Imagine going on an adventure that would take you to one of the world’s greatest, most diverse natural wonders of the world, brimming with an exotic array of plant and animal life, a remarkable ecosystem where 40 percent of America’s songbirds and 60 percent of North America’s migratory birds pass through, a place where white-tail deer and black bears still make their homes, a dynamic landscape that few people seem to know about.
Now, imagine that all you needed to do to begin that adventure is drive three hours to Clarksdale.
For the past 20 years, John Ruskey has been taking people on the great adventure known as the Lower Mississippi by his hand-built, canoes modeled after those used by the early French explorers of the river.
By the time the Columbus Rotary Club has concluded its regular business Tuesday, Ruskey had 30 minutes to share his story, one that began when he was a kid growing up in Colorado, who was so captivated by Mark Twain’s “The Adventures of Huckleberry Finn,” he made it his life’s work and passion.
Since he and a buddy first decided to recreate the famous journey of Huck and Jim down the Mississippi after graduating high school in Colorado in 1982, Ruskey has returned to the river.
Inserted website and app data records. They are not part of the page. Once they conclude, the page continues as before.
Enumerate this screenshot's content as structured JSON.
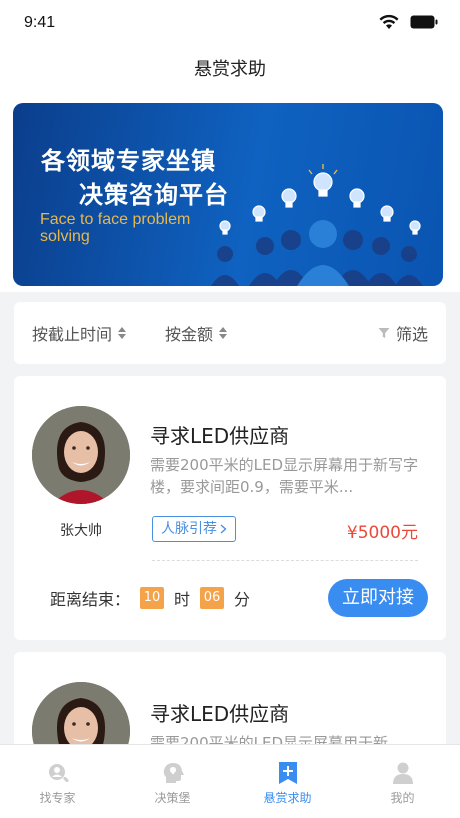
{
  "status_bar": {
    "time": "9:41"
  },
  "nav": {
    "title": "悬赏求助"
  },
  "banner": {
    "line1": "各领域专家坐镇",
    "line2": "决策咨询平台",
    "english_line1": "Face to face problem",
    "english_line2": "solving"
  },
  "filters": {
    "deadline": "按截止时间",
    "amount": "按金额",
    "filter": "筛选"
  },
  "cards": [
    {
      "title": "寻求LED供应商",
      "description": "需要200平米的LED显示屏幕用于新写字楼，要求间距0.9，需要平米...",
      "author": "张大帅",
      "tag": "人脉引荐",
      "price": "¥5000元",
      "countdown_label": "距离结束：",
      "hours": "10",
      "hours_unit": "时",
      "minutes": "06",
      "minutes_unit": "分",
      "button": "立即对接"
    },
    {
      "title": "寻求LED供应商",
      "description": "需要200平米的LED显示屏幕用于新"
    }
  ],
  "tabs": [
    {
      "label": "找专家",
      "icon": "search-person-icon"
    },
    {
      "label": "决策堡",
      "icon": "head-idea-icon"
    },
    {
      "label": "悬赏求助",
      "icon": "bookmark-plus-icon",
      "active": true
    },
    {
      "label": "我的",
      "icon": "user-icon"
    }
  ],
  "colors": {
    "accent": "#3a8df0",
    "price": "#e84a3b",
    "countdown": "#f5a34a",
    "banner": "#0f62c1"
  }
}
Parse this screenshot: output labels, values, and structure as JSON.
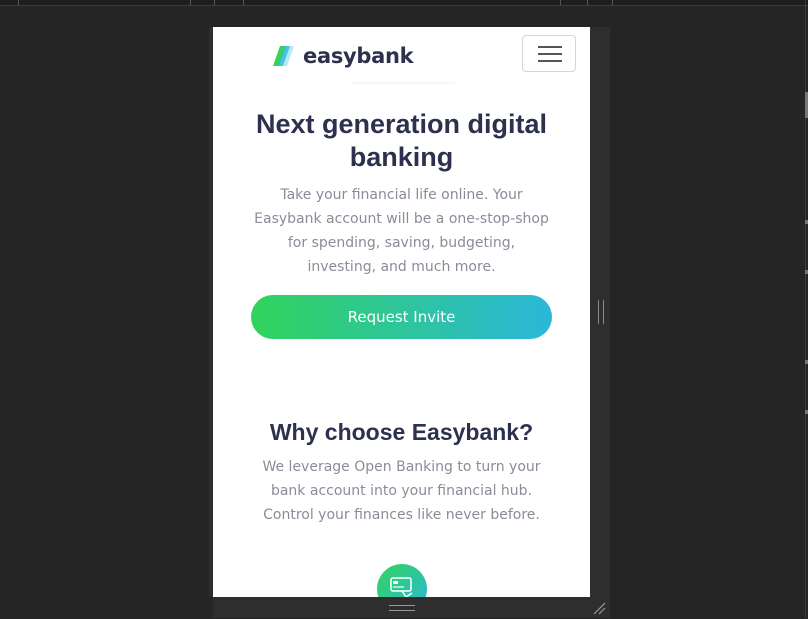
{
  "colors": {
    "devtools_bg": "#252526",
    "heading": "#2d314d",
    "body_text": "#8a8c98",
    "gradient_start": "#31d35c",
    "gradient_end": "#2bb7da"
  },
  "header": {
    "logo_text": "easybank",
    "menu_icon": "hamburger-icon"
  },
  "hero": {
    "title_line1": "Next generation digital",
    "title_line2": "banking",
    "description": "Take your financial life online. Your Easybank account will be a one-stop-shop for spending, saving, budgeting, investing, and much more.",
    "cta_label": "Request Invite"
  },
  "why": {
    "title": "Why choose Easybank?",
    "description": "We leverage Open Banking to turn your bank account into your financial hub. Control your finances like never before.",
    "feature_icon": "online-banking-icon"
  }
}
In 1998 he established Quapaw Canoe Company to provide guided canoe and kayak expeditions on the Lower Mississippi River and its muddy tributaries.
In a half-hour, Ruskey took the Rotarians on a much-abbreviated trip down the Mississippi from St. Louis through a slideshow.
It was just a taste when you consider the full story Ruskey painstakingly completed in 2017, after six trips down the great river as he described each of the 1,154 miles of the Mississippi from St. Louis to the Gulf of Mexico. The result, which can be found at rivergator.org, is an invaluable resource for paddlers on the Big River.
The six-year-long project, funded by the Walton Foundation, resulted in a million words supplemented by detailed maps and photos. Much like the great explorers of the past, Ruskey’s detailed observations serve as a travel guide through one of the great natural wonders of North America.
Ruskey, 52, makes a living guiding canoe tours of the river — 1,000 to 2,000 people a year, 100 days or more on the Mississippi each year.
He is a tour guide, yes, but he is also a philosopher, journalist, historian, evangelist and champion of a place he feels has been neglected and often abused.
“Water connects all of us,” Ruskey told the Rotarians. “It’s the thing that determines the health of our communities, our families and the world. The myth of the Mississippi as a sewage ditch or a place to build a steel plant is detrimental to its health, and our health as a result of it. We have to have industry, but let’s leave the wild places wild.
“The river, as it is now, is incredibly rich, but the greatest threat is ignorance,” he added. “A beauty not recognized is a beauty not protected.”
Slim Smith is a columnist and feature writer for The Dispatch. His email address is [email protected]